Story at a glance
- As the FDA approves convalescent plasma as a coronavirus treatment, the WHO cautions its use.
- Other scientists concur, saying it lacks scientific evidence.
Following the U.S. Food and Drug Administration's (FDA) announcement on Sunday that it approved the usage of convalescent plasma as an emergency treatment for COVID-19 patients, the World Health Organization (WHO) is cautious about it, calling the evidence of its efficacy “low quality.”
Plasma itself is the liquid part of the blood, which contains antibodies the human body develops to fight pathogens like the coronavirus. Convalescent plasma would be blood sourced from people who have recovered from a COVID-19 infection and may be used to treat sick patients by introducing the same antibodies in their own blood.
“At the moment, it’s still very low-quality evidence,” Soumya Swaminathan, the WHO chief scientist, said in a news conference. “So we recommend that convalescent plasma is still an experimental therapy, it should continue to be evaluated in well-designed randomised clinical trials.”
Swaminathan cites inconclusive evidence as the reason for the WHO’s caution. She added that with plasma’s inherent variability, as it is drawn from multiple different sources, it'll leave us with a product that is not as standardized as antibodies crafted in a lab.
WHO senior adviser Bruce Aylward commented on the safety risks associated with convalescent plasma.

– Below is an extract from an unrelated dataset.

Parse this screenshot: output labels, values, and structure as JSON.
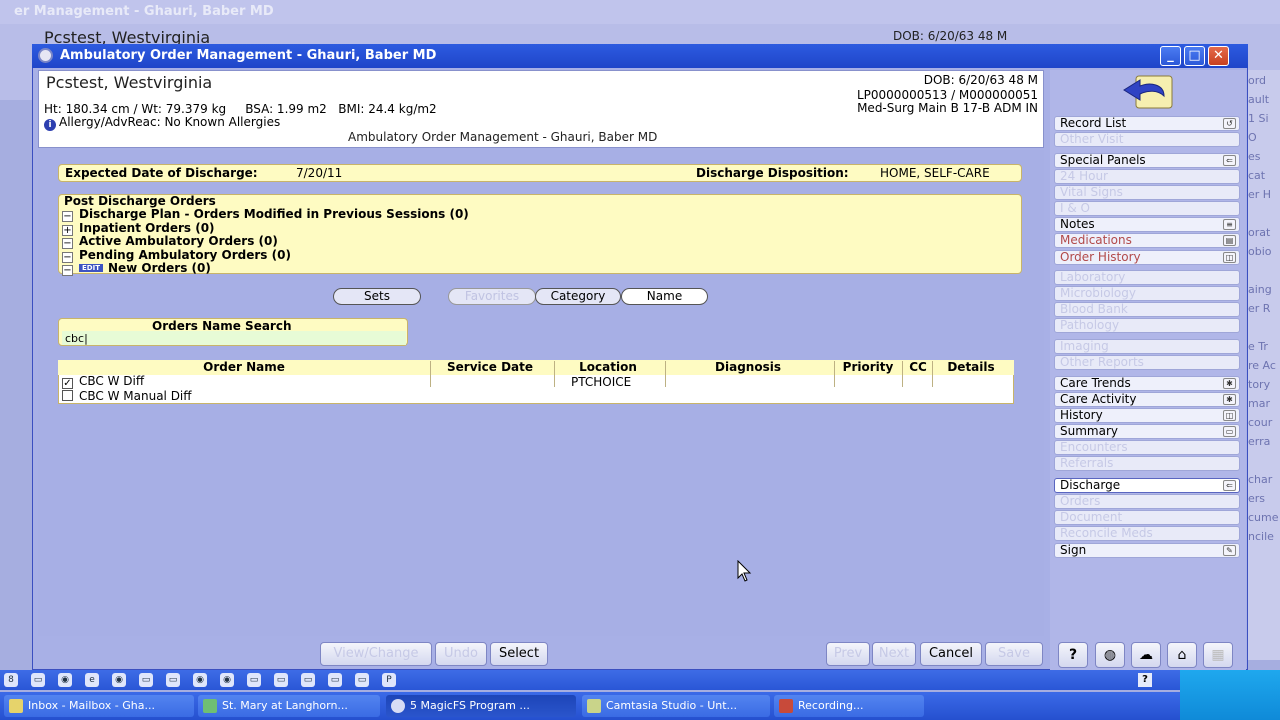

“There are a number of side effects,” he said, citing mild fevers to prolonged lung injuries. “For that reason, the clinical trial results are extremely important.”
The FDA said that, “based on scientific evidence available, the FDA concluded this product may be effective in treating COVID-19 and that the known and potential benefits of the product outweigh the known and potential risks of the product in hospitalized COVID-19 patients.”
Other experts have concurred with the WHO, such as Ashish Jha, the director of the Harvard Global Health Institute. In a tweet, Jha wrote that he had “been optimistic about convalescent plasma as therapy. But optimism isn't science.”
“We need results of adequately powered randomized trials. Issuing an [emergency use authorization] without it would make such trials harder. And erode the credibility of the FDA,” he continued.
President Trump cited the approval as a “historic breakthrough” when making the announcement at the White House on Sunday. Prior to the agency’s authorization, Trump accused the FDA of slowing the approval processes for potential COVID-19 treatments, blaming “political reasons” for the delay.